Exercise goal:
In the data, find each line where the word "value" appears and list that line.

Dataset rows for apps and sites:
Start of Block

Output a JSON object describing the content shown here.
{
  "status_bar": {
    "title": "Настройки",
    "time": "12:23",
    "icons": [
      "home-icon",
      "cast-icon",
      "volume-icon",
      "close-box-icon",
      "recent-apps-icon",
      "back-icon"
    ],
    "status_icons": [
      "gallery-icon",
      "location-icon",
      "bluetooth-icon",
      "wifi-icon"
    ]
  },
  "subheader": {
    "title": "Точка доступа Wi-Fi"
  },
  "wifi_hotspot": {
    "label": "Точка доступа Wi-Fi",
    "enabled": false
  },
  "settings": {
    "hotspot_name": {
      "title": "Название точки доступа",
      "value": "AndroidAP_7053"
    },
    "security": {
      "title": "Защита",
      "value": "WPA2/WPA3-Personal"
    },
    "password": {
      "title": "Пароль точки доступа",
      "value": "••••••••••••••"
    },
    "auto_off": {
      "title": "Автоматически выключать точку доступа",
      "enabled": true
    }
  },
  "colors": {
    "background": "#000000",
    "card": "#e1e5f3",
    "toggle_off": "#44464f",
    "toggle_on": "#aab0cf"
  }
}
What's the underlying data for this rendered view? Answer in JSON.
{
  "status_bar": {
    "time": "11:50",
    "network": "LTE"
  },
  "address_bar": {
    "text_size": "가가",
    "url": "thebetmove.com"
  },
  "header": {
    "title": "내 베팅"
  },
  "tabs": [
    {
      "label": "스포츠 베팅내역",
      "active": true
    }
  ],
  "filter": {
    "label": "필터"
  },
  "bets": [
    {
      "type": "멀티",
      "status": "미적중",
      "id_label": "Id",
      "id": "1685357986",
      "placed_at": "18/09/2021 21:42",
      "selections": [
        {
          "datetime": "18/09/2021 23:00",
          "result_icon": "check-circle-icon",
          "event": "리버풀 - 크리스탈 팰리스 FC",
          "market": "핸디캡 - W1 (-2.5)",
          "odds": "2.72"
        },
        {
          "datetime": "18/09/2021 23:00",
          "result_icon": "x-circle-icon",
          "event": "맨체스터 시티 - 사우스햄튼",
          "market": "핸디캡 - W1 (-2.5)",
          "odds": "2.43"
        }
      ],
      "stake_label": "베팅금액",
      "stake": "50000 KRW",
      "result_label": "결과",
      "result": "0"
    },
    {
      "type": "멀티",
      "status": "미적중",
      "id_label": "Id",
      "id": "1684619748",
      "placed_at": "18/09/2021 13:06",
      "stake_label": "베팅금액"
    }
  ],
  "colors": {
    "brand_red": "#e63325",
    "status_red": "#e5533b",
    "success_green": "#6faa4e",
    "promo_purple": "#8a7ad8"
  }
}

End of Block

Task result:
      "value": "AndroidAP_7053"
      "value": "WPA2/WPA3-Personal"
      "value": "••••••••••••••"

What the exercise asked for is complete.